Only God can really know each one of us, and plumb the millions of our passing thoughts and actions that combine to make an individual life; only God can know each of us in the deepest sense, in the muscle and the bone and the sinew, and the racing blood and the workings of our brain cells; and only He can know the real reasons that lie behind our actions – some virtuous, and others deeply flawed.
For as St Paul wrote, “For now we see through a glass, darkly; but then, face to face: now I know in part; but then shall I know even as also I am known.”
In Search of Lost Time
We make the division between life and death a matter of dates, being born on one date and dying on another years later. But we are asleep for half our lives and often when we are awake, we are often only half alive… wasting time, day dreaming, waiting for trains, sitting in traffic jams on hot days, waiting at airports for late arrivals, standing in queues, watching meaningless telly, wasting time in the wrong job, arguing, filling in forms, hanging on to call-centre calls and being told endlessly, “your call is important to us.”
Life is a quality, not just a quantity. Malcolm Muggeridge called one of his autobiographies Chronicles of Wasted Time. It is tragic we cannot refine our lives and drain away the waste, and leave the pure gold behind. Those golden moments of say listening to Mozart’s Great Mass for the first time, seeing our daughters marrying good and loving men, watching our children being ordained, or sharing laughter with our grandchildren: all moments of 22-carat gold. If such wonderful times could be preserved and the rest of the dross drained away, who could hope for anything better? And just as those times of great ecstasy and joy highlight our lives, so too might they be preserved in the lives of our friends and close family. Perhaps this is what is meant by eternal life?
Wilder tells us that our dead friends will be loved for a while and then forgotten. But the love will have been enough; all those impulses of love return to the love that made them. Even memory is not necessary for love. There is a land of the living and a land of the dead, and the bridge is love – the only survival, the only meaning.

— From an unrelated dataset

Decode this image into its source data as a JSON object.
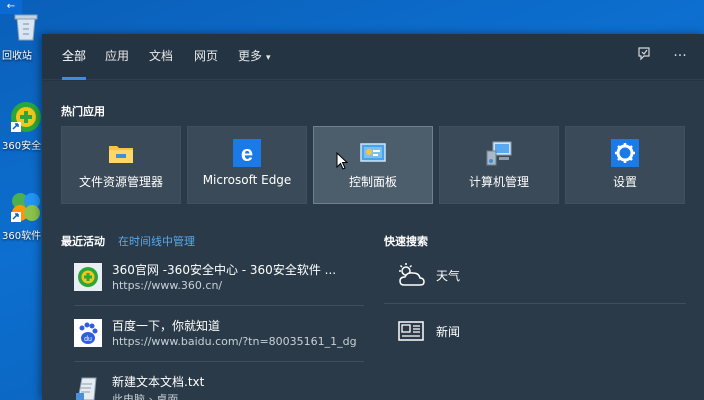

Some time ago I read a book by the late US philosopher and Christian thinker Dallas Willard. The book was primarily about how to stay spiritually healthy. One piece of advice particularly has stayed with me: “You must ruthlessly eliminate hurry from your life”, he wrote. “Hurry is the great enemy of spiritual life in our day.”
He went on to say then that the other important thing in your life is not what you do, but rather who you become. That is what you will take into eternity. “You are an unceasing spiritual being with an eternal destiny in God’s great universe.” Then he repeated it: “You are an unceasing spiritual being with an eternal destiny in God’s great universe.” That’s the most important thing to know about you. You should write that down and repeat it regularly. You may think you have something more to do or need to be someplace else to find peace, but its right here. Your soul is not just something that lives on after your body dies. It’s the most important thing about you: it’s your life.
Dallas was an extraordinary man. He once wrote about a tiny child who crept into his father’s bed to sleep. In the dark, knowing that his father was present was enough to take away his sense of aloneness.
“Is your face turned toward me, father?” he would ask.
“Yes, his father replied. “My face is turned toward you.”
Only then would the child sleep.